** Problem statement **
Copy each line below that includes "this".

Records from a dataset

- Opening Delimiter -

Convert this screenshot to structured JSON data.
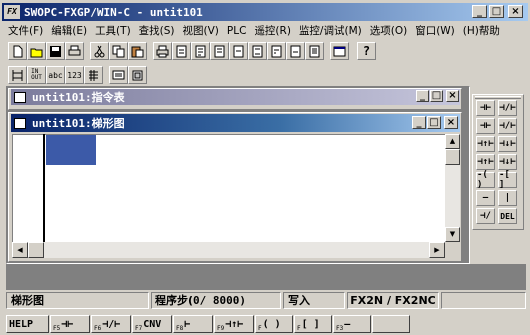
{
  "app": {
    "title": "SWOPC-FXGP/WIN-C - untit101"
  },
  "menu": [
    "文件(F)",
    "编辑(E)",
    "工具(T)",
    "查找(S)",
    "视图(V)",
    "PLC",
    "遥控(R)",
    "监控/调试(M)",
    "选项(O)",
    "窗口(W)",
    "(H)帮助"
  ],
  "toolbar2": {
    "abc": "abc",
    "n123": "123"
  },
  "win_instr": {
    "title": "untit101:指令表"
  },
  "win_ladder": {
    "title": "untit101:梯形图"
  },
  "window_buttons": {
    "min": "_",
    "max": "□",
    "close": "×"
  },
  "palette": {
    "del": "DEL"
  },
  "status": {
    "mode": "梯形图",
    "steps_label": "程序步(",
    "steps_value": "0/ 8000)",
    "write": "写入",
    "plc": "FX2N / FX2NC"
  },
  "fkeys": [
    {
      "sub": "",
      "label": "HELP"
    },
    {
      "sub": "F5",
      "label": "⊣⊢"
    },
    {
      "sub": "F6",
      "label": "⊣/⊢"
    },
    {
      "sub": "F7",
      "label": "CNV"
    },
    {
      "sub": "F8",
      "label": "⊢"
    },
    {
      "sub": "F9",
      "label": "⊣↑⊢"
    },
    {
      "sub": "F",
      "label": "( )"
    },
    {
      "sub": "F",
      "label": "[ ]"
    },
    {
      "sub": "F3",
      "label": "—"
    }
  ],
  "colors": {
    "title_active": "#0a246a",
    "title_inactive": "#7b7b9c",
    "cursor": "#3c5aa8"
  }
}
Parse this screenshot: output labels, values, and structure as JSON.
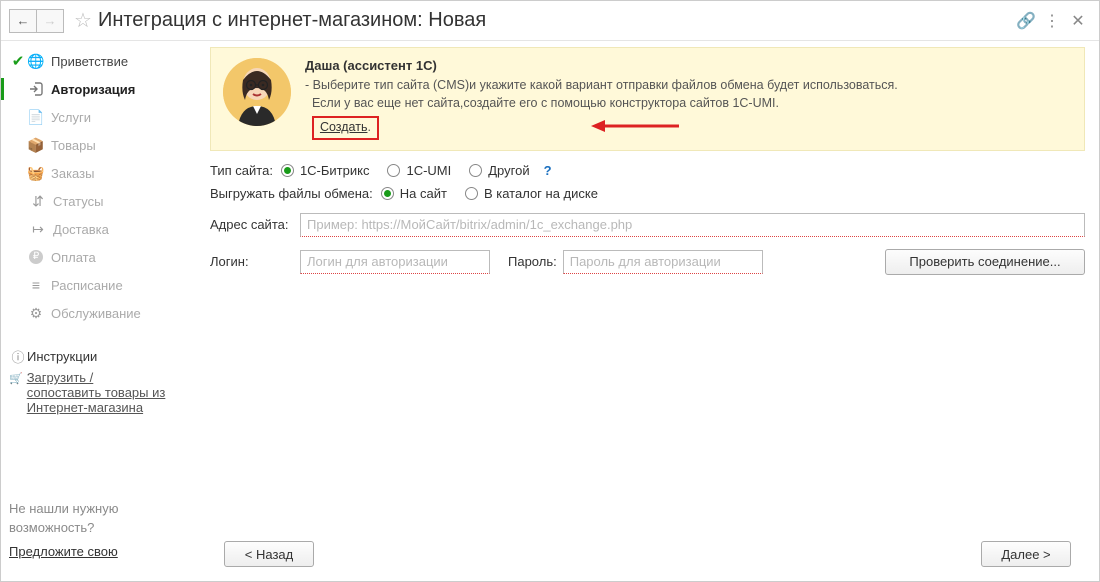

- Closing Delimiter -

** Response **
Convert this screenshot to structured JSON data.
Parse this screenshot: output labels, values, and structure as JSON.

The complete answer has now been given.